The Brooklyn Nets are a team that is looking to win a championship right now. Not five years from now and not even two years from now. Right now.
The evidence is everywhere from practically everything out of owner Mikhail Prokhorov’s mouth, to the fact that they traded three first-round draft picks to land Kevin Garnett and Paul Pierce during the offseason, to the fact that they are spending $190 million on payroll, to the fact that Pierce is a free agent after the season and KG after two.
Everything about them says that their window is only one year, maybe two, except for the fact that they hired a rookie head coach in Jason Kidd. Kidd has no coaching experience, he didn’t even have a year off from playing to be able to step away and take in the game as an observer.
Not many doubt that he, considered an extremely smart player on the court, will eventually be able to become a good head coach, but his learning curve may take at least a year or two until he rises to the occasion. Already an ESPN analyst called Kidd the worst coach in the NBA and now an anonymous scout told Howard Beck of Bleacher Report that Kidd doesn’t do anything:
A veteran scout, interviewed earlier in the day and speaking on the condition of anonymity, called Kidd’s bench comportment “terrible,” observing that the play-calling has fallen mostly to his top assistants, Lawrence Frank and John Welch.

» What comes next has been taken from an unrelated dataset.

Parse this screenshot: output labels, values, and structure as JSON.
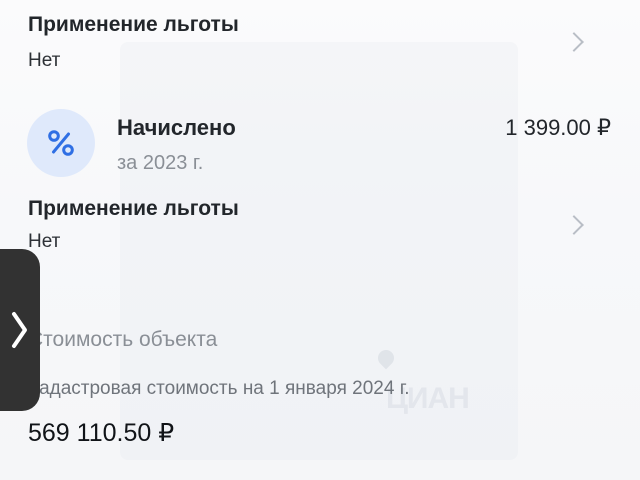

“He doesn’t do anything,” said the scout, who has watched the Nets several times. “He doesn’t make calls. John Welch does all the offense. Lawrence does all the defense. … I don’t know what Kidd does. I don’t think you can grade him and say he’s bad. You can give him an incomplete.”
The same scout said he had counted only 15 plays run by the Nets in the games he has watched. Multiple observers have noted that the Nets offense lacks any discernible flow, as if the stars are all simply taking turns with the ball.
Nobody has come out and said that they don’t think that Kidd will eventually be a good coach, however when he’s starting from the bottom it could take a while for him to get to the top. For a team with championship aspirations right now it might turn out that Kidd and the Nets are not the best fit.
That could be a big problem for the Nets as they don’t seem to have left themselves much wiggle room with Kidd. First of all, Prokhorov loved the idea of hiring Kidd, called him his “Top Gun,” signed him to a three-year deal and immediately retired his jersey. On top of that, Jay Z sold part of his shares of the team to Kidd making him a part owner. So for the Nets’ sake, they’d better hope that the learning curve flattens out quickly.